During the past year (2018) it has been suggested that that all stillbirths and neonatal deaths should be referred to the Coroner/Fiscal for investigation. Objectives: This study was designed to examine the views and current practice of consultant perinatal pathologists.
Voluntary, anonymised online questionnaire-based study of consultant paediatric/perinatal pathologists (UK and Ireland).
Thirty consultants responded (44% of total registered with EQA scheme). Six consultants (20%) gave an incorrect answer regarding the frequency of stillbirth within the UK/Ireland Demographics:
73% had been working for 10 years or more and one had retired but continued locum work. Nineteen (63%) were trained in the UK/Ireland, five (17%) within the EU and 5 (17%) outside the EU.
Coroners’/Fiscal Work: 18(60%) felt that the Coroner/Fiscal should be notified of all intrapartum stillbirths, 15 (50%) early neonatal deaths, 16 (53%) late neonatal deaths and only 1 all cases of stillbirth. 15(50%) felt the Coroner/Fiscal should investigate all intrapartum deaths and early neonatal deaths and 16(53%) late neonatal deaths. 9 (30%) expressed the view that the decision to report to the coroner/fiscal should be done on a case by case basis rather than being mandated by type.7 (23%) expressed dissatisfaction at the coronial system with one stating that the burden of the coronial work had caused them to leave their post. 3 (10%) felt that coronial /fiscal involvement was inappropriate in this type of work where issues were often of a medical nature and may contribute to delays in issuing the reports.
The study indicated that coronial/fiscal work was an area of controversy with the majority appearing to favour a flexible approach to cases rather than a mandated approach to investigate all cases. The concerns expressed included financing the system, insufficient consultant time, communication difficulties during the process and prolonged reporting times.

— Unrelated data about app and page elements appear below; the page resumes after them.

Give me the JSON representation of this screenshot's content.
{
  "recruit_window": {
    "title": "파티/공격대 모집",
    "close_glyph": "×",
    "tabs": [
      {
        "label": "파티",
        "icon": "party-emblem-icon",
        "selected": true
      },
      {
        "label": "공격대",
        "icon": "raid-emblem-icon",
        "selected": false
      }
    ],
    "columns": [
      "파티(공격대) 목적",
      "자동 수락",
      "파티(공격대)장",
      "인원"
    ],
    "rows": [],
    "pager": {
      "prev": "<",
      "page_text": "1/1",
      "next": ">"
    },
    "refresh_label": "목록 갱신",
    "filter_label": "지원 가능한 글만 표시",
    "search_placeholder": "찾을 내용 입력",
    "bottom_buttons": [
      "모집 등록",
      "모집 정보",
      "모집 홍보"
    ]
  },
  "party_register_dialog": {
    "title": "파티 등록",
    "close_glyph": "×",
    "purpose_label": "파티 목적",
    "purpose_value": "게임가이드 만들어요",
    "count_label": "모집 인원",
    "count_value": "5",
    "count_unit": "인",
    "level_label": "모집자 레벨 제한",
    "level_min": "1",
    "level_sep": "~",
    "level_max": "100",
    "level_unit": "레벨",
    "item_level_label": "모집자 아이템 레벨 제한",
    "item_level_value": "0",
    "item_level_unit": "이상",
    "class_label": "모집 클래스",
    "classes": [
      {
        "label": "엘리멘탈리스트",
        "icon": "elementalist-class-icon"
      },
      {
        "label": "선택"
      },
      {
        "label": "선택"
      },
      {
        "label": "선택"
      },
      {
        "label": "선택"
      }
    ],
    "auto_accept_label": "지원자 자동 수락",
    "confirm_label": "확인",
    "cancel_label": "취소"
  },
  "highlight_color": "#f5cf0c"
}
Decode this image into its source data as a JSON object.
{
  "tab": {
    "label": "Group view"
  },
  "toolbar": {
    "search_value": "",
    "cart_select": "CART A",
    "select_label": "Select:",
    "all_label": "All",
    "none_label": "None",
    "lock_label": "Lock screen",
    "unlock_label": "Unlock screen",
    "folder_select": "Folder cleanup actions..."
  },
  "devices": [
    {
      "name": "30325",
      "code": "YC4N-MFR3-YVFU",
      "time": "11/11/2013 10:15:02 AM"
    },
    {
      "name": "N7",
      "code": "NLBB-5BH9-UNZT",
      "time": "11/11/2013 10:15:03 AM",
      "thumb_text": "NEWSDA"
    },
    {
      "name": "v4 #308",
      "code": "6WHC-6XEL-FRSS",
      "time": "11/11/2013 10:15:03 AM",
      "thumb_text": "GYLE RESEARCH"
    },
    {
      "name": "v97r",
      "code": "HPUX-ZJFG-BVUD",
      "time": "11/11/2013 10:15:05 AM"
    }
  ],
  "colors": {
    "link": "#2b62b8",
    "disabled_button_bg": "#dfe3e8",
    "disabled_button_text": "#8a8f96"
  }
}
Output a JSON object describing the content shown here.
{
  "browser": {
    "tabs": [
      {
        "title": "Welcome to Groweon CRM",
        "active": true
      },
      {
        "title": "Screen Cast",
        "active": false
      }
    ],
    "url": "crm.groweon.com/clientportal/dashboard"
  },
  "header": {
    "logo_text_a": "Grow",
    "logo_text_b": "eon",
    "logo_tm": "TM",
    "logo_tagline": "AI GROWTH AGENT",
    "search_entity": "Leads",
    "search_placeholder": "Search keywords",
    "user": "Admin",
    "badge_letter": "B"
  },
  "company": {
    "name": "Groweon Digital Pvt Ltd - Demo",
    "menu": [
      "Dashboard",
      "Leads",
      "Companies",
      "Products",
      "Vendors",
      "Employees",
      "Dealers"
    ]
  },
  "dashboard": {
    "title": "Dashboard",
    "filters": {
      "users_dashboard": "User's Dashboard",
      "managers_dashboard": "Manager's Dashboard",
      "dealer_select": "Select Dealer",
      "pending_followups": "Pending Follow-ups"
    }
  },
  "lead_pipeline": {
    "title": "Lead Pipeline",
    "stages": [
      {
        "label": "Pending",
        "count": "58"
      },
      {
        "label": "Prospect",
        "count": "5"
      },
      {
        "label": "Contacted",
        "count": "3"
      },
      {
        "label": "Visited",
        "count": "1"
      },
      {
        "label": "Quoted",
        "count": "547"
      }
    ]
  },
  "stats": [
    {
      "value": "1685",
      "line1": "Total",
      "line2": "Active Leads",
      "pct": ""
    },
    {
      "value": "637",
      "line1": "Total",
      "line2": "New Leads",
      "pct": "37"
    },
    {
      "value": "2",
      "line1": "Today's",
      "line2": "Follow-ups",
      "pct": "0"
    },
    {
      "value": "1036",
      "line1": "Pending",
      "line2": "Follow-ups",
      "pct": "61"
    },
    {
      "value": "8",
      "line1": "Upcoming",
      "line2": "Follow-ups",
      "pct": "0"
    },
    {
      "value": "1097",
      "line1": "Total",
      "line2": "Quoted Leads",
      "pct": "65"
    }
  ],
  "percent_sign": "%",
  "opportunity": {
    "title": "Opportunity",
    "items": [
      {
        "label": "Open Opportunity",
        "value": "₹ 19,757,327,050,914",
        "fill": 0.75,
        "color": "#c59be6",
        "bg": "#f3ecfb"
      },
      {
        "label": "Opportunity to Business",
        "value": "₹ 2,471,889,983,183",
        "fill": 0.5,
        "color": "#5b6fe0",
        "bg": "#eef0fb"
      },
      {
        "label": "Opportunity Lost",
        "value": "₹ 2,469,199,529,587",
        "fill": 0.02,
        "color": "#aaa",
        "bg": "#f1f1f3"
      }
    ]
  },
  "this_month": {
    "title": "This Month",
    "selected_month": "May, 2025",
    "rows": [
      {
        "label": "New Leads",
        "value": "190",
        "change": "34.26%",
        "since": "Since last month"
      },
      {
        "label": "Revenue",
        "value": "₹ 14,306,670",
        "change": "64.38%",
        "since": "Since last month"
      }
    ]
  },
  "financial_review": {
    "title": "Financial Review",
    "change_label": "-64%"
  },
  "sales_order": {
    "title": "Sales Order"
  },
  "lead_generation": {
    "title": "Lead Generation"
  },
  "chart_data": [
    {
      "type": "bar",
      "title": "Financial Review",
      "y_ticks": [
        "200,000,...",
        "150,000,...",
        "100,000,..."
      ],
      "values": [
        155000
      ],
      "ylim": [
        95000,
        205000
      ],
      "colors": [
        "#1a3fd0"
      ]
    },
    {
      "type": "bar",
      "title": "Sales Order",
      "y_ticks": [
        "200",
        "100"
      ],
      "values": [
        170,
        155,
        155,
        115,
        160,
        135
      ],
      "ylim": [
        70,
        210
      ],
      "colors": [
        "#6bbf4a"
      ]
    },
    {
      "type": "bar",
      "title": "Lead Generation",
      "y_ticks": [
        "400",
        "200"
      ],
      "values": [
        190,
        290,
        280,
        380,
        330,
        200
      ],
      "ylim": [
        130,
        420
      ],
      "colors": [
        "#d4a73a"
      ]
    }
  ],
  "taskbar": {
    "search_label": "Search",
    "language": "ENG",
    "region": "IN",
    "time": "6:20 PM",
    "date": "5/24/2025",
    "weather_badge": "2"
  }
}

Ethical approval for this study was granted by the Clinical Research Ethics Committee of the Cork Teaching Hospitals (Ref No: ECM4(a) 07/03/18)